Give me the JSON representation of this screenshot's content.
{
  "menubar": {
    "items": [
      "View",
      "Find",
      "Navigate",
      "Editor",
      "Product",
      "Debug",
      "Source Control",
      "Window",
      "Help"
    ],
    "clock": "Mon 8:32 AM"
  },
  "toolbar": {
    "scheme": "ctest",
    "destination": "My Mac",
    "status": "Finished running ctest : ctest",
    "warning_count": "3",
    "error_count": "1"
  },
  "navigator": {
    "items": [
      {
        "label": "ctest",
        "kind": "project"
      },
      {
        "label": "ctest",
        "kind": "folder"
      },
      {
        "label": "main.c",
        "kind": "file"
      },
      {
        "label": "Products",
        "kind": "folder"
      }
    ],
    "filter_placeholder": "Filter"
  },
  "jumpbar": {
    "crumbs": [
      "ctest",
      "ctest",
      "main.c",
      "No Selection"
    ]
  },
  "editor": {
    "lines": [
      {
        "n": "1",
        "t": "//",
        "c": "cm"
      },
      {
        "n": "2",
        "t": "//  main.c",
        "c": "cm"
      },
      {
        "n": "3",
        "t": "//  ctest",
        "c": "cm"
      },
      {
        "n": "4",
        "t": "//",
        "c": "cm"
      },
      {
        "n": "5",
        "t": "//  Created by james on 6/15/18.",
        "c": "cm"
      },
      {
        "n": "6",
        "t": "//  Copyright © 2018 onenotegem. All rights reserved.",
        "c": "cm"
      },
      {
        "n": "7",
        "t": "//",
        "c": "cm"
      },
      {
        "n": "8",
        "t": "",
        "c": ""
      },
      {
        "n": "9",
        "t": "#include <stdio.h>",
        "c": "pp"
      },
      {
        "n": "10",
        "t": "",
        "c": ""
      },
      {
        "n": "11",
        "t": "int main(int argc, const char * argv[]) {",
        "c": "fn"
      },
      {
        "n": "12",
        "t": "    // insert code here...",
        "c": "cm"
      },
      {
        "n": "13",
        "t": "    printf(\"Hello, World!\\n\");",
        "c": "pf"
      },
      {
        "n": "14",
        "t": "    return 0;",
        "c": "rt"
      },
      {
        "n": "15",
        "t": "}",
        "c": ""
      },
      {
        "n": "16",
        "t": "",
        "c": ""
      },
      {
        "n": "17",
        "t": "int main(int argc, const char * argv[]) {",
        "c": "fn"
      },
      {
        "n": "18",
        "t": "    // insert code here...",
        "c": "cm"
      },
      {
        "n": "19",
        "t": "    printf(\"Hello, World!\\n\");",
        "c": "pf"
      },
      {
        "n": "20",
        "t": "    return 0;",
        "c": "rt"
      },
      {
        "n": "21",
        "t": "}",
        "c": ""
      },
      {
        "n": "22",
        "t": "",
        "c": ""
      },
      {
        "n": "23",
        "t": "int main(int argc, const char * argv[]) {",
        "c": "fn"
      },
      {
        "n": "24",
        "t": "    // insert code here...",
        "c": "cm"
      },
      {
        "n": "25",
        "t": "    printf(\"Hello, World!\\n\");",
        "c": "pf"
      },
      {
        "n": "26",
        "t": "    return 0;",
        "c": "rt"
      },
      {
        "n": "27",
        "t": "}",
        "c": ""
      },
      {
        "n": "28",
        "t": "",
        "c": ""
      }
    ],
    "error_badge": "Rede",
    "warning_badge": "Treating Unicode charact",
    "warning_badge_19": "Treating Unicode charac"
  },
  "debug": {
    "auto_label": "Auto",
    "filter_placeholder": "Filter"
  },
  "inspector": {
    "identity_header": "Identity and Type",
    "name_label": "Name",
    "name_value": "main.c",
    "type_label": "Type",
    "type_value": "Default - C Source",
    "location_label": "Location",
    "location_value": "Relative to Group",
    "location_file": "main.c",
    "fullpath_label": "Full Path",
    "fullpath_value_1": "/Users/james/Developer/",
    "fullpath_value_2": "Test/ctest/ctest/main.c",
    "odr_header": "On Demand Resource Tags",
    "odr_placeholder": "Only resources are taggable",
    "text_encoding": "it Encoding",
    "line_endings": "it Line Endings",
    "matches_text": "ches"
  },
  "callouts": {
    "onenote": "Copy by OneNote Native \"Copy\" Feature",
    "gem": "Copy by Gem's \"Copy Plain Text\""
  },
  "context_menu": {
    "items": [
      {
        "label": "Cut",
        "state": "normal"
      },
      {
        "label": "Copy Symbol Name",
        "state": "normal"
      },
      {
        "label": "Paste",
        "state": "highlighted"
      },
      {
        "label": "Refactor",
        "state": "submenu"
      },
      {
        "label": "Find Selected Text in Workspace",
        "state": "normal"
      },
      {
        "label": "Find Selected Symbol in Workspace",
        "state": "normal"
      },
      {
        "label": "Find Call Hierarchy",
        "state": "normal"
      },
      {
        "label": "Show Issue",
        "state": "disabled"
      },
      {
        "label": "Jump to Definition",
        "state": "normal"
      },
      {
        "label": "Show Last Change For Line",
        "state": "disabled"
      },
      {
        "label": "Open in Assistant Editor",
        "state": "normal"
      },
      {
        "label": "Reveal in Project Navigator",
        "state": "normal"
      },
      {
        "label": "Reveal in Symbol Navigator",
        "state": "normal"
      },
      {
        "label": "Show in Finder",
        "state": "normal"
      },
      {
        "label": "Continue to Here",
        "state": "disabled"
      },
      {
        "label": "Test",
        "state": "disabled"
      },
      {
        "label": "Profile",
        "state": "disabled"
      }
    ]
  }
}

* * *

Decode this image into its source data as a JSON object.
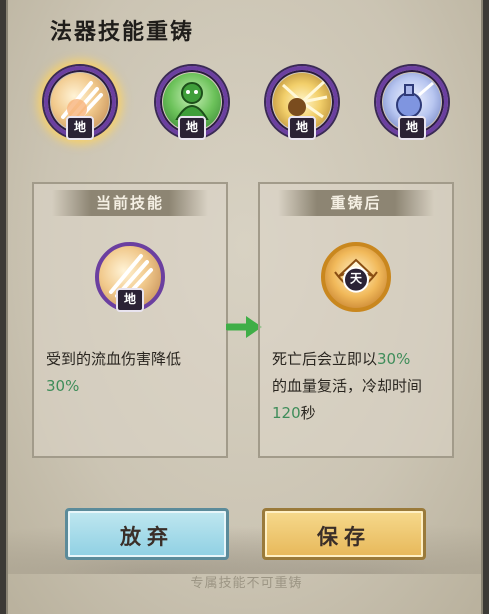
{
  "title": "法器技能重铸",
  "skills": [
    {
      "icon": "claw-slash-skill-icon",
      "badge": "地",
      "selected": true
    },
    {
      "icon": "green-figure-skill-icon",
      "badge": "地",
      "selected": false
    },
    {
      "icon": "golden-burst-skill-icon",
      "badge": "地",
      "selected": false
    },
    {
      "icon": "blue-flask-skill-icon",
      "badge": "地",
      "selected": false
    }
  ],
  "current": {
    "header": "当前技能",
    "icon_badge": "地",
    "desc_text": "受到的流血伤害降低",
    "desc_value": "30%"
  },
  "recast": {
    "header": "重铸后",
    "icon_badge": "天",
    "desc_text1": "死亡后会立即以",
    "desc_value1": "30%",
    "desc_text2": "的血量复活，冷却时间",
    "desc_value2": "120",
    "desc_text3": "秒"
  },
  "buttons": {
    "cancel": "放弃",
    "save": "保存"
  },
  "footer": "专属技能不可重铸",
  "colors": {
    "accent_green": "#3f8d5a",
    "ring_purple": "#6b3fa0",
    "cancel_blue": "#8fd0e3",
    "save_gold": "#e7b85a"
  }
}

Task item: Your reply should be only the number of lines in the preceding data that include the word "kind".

Answer below: 4